Information:
┌──
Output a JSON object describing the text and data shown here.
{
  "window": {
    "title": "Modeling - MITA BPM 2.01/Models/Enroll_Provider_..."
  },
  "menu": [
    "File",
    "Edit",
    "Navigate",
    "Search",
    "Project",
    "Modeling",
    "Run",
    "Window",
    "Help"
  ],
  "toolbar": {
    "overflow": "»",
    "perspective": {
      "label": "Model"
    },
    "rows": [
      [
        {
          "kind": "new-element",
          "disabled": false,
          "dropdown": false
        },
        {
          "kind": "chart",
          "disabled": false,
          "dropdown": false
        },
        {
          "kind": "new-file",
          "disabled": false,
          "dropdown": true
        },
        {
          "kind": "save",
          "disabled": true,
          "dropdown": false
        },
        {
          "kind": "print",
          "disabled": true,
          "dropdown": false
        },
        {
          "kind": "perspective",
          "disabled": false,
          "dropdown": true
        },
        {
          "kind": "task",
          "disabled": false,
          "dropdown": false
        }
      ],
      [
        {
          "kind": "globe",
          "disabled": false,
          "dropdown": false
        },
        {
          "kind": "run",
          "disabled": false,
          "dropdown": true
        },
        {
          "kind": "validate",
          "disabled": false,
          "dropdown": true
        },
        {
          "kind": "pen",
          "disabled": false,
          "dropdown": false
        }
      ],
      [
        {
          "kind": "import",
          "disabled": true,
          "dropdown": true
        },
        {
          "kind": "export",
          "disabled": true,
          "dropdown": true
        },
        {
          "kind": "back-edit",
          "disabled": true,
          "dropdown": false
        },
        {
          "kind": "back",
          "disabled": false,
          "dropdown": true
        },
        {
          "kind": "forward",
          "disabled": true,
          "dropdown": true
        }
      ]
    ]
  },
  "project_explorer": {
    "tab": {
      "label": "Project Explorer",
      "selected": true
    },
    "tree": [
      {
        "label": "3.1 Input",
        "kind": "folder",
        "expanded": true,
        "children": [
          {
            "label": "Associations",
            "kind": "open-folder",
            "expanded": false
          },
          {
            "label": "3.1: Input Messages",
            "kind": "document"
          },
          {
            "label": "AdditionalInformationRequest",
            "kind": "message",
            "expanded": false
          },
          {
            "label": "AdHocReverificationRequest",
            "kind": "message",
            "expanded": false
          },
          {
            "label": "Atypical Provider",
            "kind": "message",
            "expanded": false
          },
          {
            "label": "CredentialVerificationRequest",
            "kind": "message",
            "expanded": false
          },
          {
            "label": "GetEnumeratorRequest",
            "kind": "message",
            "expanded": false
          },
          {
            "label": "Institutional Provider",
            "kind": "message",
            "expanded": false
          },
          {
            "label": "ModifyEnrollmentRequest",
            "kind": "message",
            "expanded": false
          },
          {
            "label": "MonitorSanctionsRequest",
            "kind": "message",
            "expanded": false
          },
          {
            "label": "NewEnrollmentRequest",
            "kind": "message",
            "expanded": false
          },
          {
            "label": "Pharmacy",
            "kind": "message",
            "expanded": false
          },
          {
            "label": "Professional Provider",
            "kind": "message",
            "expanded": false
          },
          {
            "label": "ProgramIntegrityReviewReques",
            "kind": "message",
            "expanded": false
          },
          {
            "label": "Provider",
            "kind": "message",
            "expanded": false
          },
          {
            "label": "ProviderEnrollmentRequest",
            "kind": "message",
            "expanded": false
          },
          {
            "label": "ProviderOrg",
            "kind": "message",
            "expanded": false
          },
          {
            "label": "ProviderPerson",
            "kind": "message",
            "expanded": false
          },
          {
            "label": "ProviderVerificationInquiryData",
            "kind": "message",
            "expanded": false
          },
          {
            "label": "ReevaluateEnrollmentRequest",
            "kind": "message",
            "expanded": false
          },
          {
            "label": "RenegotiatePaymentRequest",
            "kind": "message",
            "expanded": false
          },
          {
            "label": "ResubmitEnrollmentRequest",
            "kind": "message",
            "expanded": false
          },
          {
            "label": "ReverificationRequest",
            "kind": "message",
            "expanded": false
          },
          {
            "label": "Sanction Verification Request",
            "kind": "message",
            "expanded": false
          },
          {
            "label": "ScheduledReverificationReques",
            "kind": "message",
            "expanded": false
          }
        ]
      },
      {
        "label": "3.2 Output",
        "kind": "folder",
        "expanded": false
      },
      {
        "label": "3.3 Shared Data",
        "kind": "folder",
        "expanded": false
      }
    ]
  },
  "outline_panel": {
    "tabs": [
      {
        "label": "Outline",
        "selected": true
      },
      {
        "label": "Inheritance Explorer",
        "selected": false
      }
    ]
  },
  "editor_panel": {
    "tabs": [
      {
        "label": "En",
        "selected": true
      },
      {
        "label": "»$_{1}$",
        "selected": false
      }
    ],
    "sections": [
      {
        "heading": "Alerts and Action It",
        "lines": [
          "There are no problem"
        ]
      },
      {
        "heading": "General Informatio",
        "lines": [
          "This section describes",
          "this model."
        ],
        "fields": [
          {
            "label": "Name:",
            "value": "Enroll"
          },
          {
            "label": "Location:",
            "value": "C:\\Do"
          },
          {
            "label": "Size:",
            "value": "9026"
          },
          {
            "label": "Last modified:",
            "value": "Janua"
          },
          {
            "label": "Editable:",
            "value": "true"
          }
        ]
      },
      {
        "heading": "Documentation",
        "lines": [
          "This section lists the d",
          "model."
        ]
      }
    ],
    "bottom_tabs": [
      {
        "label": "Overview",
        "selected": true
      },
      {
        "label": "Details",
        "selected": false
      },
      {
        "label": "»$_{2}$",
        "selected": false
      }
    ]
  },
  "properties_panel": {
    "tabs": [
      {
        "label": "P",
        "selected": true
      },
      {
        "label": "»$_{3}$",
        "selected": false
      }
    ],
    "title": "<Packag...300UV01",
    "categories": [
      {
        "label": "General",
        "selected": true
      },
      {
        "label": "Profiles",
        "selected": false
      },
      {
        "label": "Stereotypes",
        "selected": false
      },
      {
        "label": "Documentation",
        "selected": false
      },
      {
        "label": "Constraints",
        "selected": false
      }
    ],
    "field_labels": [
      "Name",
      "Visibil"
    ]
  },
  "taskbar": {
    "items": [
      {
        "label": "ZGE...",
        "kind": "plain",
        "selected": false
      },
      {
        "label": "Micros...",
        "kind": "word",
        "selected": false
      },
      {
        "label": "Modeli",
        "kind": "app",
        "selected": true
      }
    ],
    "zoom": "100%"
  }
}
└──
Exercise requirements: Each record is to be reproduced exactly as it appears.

Task response:
Output a JSON object describing the text and data shown here.
{
  "window": {
    "title": "Modeling - MITA BPM 2.01/Models/Enroll_Provider_..."
  },
  "menu": [
    "File",
    "Edit",
    "Navigate",
    "Search",
    "Project",
    "Modeling",
    "Run",
    "Window",
    "Help"
  ],
  "toolbar": {
    "overflow": "»",
    "perspective": {
      "label": "Model"
    },
    "rows": [
      [
        {
          "kind": "new-element",
          "disabled": false,
          "dropdown": false
        },
        {
          "kind": "chart",
          "disabled": false,
          "dropdown": false
        },
        {
          "kind": "new-file",
          "disabled": false,
          "dropdown": true
        },
        {
          "kind": "save",
          "disabled": true,
          "dropdown": false
        },
        {
          "kind": "print",
          "disabled": true,
          "dropdown": false
        },
        {
          "kind": "perspective",
          "disabled": false,
          "dropdown": true
        },
        {
          "kind": "task",
          "disabled": false,
          "dropdown": false
        }
      ],
      [
        {
          "kind": "globe",
          "disabled": false,
          "dropdown": false
        },
        {
          "kind": "run",
          "disabled": false,
          "dropdown": true
        },
        {
          "kind": "validate",
          "disabled": false,
          "dropdown": true
        },
        {
          "kind": "pen",
          "disabled": false,
          "dropdown": false
        }
      ],
      [
        {
          "kind": "import",
          "disabled": true,
          "dropdown": true
        },
        {
          "kind": "export",
          "disabled": true,
          "dropdown": true
        },
        {
          "kind": "back-edit",
          "disabled": true,
          "dropdown": false
        },
        {
          "kind": "back",
          "disabled": false,
          "dropdown": true
        },
        {
          "kind": "forward",
          "disabled": true,
          "dropdown": true
        }
      ]
    ]
  },
  "project_explorer": {
    "tab": {
      "label": "Project Explorer",
      "selected": true
    },
    "tree": [
      {
        "label": "3.1 Input",
        "kind": "folder",
        "expanded": true,
        "children": [
          {
            "label": "Associations",
            "kind": "open-folder",
            "expanded": false
          },
          {
            "label": "3.1: Input Messages",
            "kind": "document"
          },
          {
            "label": "AdditionalInformationRequest",
            "kind": "message",
            "expanded": false
          },
          {
            "label": "AdHocReverificationRequest",
            "kind": "message",
            "expanded": false
          },
          {
            "label": "Atypical Provider",
            "kind": "message",
            "expanded": false
          },
          {
            "label": "CredentialVerificationRequest",
            "kind": "message",
            "expanded": false
          },
          {
            "label": "GetEnumeratorRequest",
            "kind": "message",
            "expanded": false
          },
          {
            "label": "Institutional Provider",
            "kind": "message",
            "expanded": false
          },
          {
            "label": "ModifyEnrollmentRequest",
            "kind": "message",
            "expanded": false
          },
          {
            "label": "MonitorSanctionsRequest",
            "kind": "message",
            "expanded": false
          },
          {
            "label": "NewEnrollmentRequest",
            "kind": "message",
            "expanded": false
          },
          {
            "label": "Pharmacy",
            "kind": "message",
            "expanded": false
          },
          {
            "label": "Professional Provider",
            "kind": "message",
            "expanded": false
          },
          {
            "label": "ProgramIntegrityReviewReques",
            "kind": "message",
            "expanded": false
          },
          {
            "label": "Provider",
            "kind": "message",
            "expanded": false
          },
          {
            "label": "ProviderEnrollmentRequest",
            "kind": "message",
            "expanded": false
          },
          {
            "label": "ProviderOrg",
            "kind": "message",
            "expanded": false
          },
          {
            "label": "ProviderPerson",
            "kind": "message",
            "expanded": false
          },
          {
            "label": "ProviderVerificationInquiryData",
            "kind": "message",
            "expanded": false
          },
          {
            "label": "ReevaluateEnrollmentRequest",
            "kind": "message",
            "expanded": false
          },
          {
            "label": "RenegotiatePaymentRequest",
            "kind": "message",
            "expanded": false
          },
          {
            "label": "ResubmitEnrollmentRequest",
            "kind": "message",
            "expanded": false
          },
          {
            "label": "ReverificationRequest",
            "kind": "message",
            "expanded": false
          },
          {
            "label": "Sanction Verification Request",
            "kind": "message",
            "expanded": false
          },
          {
            "label": "ScheduledReverificationReques",
            "kind": "message",
            "expanded": false
          }
        ]
      },
      {
        "label": "3.2 Output",
        "kind": "folder",
        "expanded": false
      },
      {
        "label": "3.3 Shared Data",
        "kind": "folder",
        "expanded": false
      }
    ]
  },
  "outline_panel": {
    "tabs": [
      {
        "label": "Outline",
        "selected": true
      },
      {
        "label": "Inheritance Explorer",
        "selected": false
      }
    ]
  },
  "editor_panel": {
    "tabs": [
      {
        "label": "En",
        "selected": true
      },
      {
        "label": "»$_{1}$",
        "selected": false
      }
    ],
    "sections": [
      {
        "heading": "Alerts and Action It",
        "lines": [
          "There are no problem"
        ]
      },
      {
        "heading": "General Informatio",
        "lines": [
          "This section describes",
          "this model."
        ],
        "fields": [
          {
            "label": "Name:",
            "value": "Enroll"
          },
          {
            "label": "Location:",
            "value": "C:\\Do"
          },
          {
            "label": "Size:",
            "value": "9026"
          },
          {
            "label": "Last modified:",
            "value": "Janua"
          },
          {
            "label": "Editable:",
            "value": "true"
          }
        ]
      },
      {
        "heading": "Documentation",
        "lines": [
          "This section lists the d",
          "model."
        ]
      }
    ],
    "bottom_tabs": [
      {
        "label": "Overview",
        "selected": true
      },
      {
        "label": "Details",
        "selected": false
      },
      {
        "label": "»$_{2}$",
        "selected": false
      }
    ]
  },
  "properties_panel": {
    "tabs": [
      {
        "label": "P",
        "selected": true
      },
      {
        "label": "»$_{3}$",
        "selected": false
      }
    ],
    "title": "<Packag...300UV01",
    "categories": [
      {
        "label": "General",
        "selected": true
      },
      {
        "label": "Profiles",
        "selected": false
      },
      {
        "label": "Stereotypes",
        "selected": false
      },
      {
        "label": "Documentation",
        "selected": false
      },
      {
        "label": "Constraints",
        "selected": false
      }
    ],
    "field_labels": [
      "Name",
      "Visibil"
    ]
  },
  "taskbar": {
    "items": [
      {
        "label": "ZGE...",
        "kind": "plain",
        "selected": false
      },
      {
        "label": "Micros...",
        "kind": "word",
        "selected": false
      },
      {
        "label": "Modeli",
        "kind": "app",
        "selected": true
      }
    ],
    "zoom": "100%"
  }
}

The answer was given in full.